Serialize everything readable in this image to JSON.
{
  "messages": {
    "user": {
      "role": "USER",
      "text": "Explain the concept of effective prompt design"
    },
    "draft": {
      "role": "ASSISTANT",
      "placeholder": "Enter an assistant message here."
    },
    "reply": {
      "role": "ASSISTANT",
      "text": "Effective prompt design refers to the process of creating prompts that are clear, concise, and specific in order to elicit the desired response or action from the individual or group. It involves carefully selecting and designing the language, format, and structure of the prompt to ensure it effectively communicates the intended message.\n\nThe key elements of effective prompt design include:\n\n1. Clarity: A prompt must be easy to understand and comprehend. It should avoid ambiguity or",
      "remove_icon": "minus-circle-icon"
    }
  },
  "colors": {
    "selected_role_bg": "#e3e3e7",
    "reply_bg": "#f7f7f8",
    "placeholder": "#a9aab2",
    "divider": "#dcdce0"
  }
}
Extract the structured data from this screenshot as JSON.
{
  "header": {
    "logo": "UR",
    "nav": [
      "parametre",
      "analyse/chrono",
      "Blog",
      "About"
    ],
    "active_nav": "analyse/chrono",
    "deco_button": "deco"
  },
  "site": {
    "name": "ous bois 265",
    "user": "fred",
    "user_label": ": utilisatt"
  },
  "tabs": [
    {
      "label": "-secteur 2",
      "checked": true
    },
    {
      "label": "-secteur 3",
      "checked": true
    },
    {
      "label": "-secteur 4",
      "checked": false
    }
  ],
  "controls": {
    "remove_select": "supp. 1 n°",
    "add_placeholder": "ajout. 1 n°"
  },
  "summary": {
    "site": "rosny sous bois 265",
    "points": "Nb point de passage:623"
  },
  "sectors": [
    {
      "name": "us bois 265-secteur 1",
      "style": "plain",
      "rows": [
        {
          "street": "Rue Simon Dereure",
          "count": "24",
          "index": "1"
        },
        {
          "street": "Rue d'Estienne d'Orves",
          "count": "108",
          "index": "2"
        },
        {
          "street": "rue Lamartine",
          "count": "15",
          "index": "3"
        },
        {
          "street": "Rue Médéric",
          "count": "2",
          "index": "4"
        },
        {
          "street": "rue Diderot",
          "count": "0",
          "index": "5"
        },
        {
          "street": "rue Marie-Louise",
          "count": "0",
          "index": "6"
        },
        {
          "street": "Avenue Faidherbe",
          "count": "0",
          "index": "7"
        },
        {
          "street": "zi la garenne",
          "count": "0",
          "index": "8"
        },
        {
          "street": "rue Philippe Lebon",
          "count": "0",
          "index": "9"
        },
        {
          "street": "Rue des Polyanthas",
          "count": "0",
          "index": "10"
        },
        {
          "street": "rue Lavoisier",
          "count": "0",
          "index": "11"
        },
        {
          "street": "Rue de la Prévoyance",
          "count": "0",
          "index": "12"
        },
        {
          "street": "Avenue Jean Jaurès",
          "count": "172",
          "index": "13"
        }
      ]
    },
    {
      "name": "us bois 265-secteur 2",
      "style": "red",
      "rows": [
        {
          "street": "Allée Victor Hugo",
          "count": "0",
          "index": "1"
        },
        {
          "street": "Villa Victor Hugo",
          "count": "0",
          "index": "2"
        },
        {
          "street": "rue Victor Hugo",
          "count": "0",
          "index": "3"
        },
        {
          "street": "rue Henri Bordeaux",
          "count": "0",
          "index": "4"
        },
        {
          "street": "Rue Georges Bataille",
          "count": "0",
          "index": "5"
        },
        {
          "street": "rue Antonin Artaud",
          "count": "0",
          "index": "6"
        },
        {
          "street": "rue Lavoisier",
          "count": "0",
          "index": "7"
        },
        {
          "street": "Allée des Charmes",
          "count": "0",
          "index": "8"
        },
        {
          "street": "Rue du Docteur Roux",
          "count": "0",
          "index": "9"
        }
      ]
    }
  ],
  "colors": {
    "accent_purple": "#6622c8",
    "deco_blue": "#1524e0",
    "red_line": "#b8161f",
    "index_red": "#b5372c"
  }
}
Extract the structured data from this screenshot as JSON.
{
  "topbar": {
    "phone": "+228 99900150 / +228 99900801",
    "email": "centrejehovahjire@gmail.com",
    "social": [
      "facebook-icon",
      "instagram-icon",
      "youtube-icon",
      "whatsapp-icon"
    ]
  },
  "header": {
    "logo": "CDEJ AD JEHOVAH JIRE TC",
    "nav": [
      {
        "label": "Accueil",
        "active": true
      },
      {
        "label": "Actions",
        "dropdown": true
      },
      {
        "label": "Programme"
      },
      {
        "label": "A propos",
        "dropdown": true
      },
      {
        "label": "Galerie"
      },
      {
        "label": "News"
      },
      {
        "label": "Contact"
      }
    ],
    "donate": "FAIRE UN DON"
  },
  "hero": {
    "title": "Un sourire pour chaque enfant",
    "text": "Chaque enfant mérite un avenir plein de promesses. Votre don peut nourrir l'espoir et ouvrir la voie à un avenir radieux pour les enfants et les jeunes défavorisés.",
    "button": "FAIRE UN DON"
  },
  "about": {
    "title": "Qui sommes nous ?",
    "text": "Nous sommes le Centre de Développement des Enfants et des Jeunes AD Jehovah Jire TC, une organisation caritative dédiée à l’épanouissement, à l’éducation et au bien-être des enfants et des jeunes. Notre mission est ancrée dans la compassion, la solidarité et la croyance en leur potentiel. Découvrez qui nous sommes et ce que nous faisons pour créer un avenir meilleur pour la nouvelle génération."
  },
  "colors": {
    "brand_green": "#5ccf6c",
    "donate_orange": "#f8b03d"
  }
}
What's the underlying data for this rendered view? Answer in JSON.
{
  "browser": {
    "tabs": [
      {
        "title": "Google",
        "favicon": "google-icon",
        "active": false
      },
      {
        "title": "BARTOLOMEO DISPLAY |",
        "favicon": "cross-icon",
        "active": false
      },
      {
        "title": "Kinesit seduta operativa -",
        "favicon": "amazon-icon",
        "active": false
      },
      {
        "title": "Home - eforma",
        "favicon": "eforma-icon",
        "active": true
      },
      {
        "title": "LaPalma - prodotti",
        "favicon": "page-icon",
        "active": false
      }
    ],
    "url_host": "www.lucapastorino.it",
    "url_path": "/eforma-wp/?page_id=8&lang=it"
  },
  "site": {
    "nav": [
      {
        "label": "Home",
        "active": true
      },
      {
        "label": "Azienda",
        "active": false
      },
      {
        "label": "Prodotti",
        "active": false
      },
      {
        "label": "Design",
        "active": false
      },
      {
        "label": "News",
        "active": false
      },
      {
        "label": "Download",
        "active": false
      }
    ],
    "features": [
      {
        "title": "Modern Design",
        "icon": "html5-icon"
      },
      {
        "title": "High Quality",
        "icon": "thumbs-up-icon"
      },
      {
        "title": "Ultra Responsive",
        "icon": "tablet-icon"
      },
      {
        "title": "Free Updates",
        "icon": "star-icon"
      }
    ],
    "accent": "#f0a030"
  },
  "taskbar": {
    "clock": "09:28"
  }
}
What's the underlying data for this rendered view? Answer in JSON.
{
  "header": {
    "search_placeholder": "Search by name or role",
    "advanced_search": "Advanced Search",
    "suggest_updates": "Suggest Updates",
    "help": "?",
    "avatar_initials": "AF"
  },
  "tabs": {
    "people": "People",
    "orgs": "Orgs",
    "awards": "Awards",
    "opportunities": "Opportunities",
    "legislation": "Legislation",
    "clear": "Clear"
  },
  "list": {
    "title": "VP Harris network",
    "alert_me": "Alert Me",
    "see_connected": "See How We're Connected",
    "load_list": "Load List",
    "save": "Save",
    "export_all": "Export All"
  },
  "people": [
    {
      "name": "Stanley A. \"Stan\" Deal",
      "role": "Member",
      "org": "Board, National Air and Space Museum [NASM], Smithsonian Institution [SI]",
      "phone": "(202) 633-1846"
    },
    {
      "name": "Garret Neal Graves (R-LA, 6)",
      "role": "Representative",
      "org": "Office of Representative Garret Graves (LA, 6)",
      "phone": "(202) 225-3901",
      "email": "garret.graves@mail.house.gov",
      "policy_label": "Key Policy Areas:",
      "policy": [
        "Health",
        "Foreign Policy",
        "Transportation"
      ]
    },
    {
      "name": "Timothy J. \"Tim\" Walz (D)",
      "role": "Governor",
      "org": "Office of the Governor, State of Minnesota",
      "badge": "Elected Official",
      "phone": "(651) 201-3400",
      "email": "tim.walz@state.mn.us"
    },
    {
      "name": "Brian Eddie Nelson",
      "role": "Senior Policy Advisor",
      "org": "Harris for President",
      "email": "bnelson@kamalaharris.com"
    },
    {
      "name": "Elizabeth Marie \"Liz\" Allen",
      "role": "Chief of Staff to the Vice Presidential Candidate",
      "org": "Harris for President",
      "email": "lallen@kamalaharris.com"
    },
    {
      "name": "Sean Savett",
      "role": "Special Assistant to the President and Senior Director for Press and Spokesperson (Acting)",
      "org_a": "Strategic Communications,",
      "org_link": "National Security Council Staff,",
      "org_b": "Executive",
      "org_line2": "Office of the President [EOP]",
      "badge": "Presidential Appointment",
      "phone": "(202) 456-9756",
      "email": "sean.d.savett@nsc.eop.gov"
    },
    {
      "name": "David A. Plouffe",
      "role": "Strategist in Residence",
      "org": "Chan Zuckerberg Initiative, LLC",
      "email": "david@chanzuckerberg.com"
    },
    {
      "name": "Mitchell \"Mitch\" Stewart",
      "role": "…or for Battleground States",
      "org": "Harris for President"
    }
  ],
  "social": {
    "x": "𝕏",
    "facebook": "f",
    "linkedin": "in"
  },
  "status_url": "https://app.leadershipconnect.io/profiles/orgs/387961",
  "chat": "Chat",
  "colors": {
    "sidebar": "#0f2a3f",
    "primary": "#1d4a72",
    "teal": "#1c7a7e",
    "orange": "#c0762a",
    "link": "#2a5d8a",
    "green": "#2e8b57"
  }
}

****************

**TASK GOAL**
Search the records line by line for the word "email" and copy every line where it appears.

**TASK RESPONSE**
    "email": "centrejehovahjire@gmail.com",
      "email": "garret.graves@mail.house.gov",
      "email": "tim.walz@state.mn.us"
      "email": "bnelson@kamalaharris.com"
      "email": "lallen@kamalaharris.com"
      "email": "sean.d.savett@nsc.eop.gov"
      "email": "david@chanzuckerberg.com"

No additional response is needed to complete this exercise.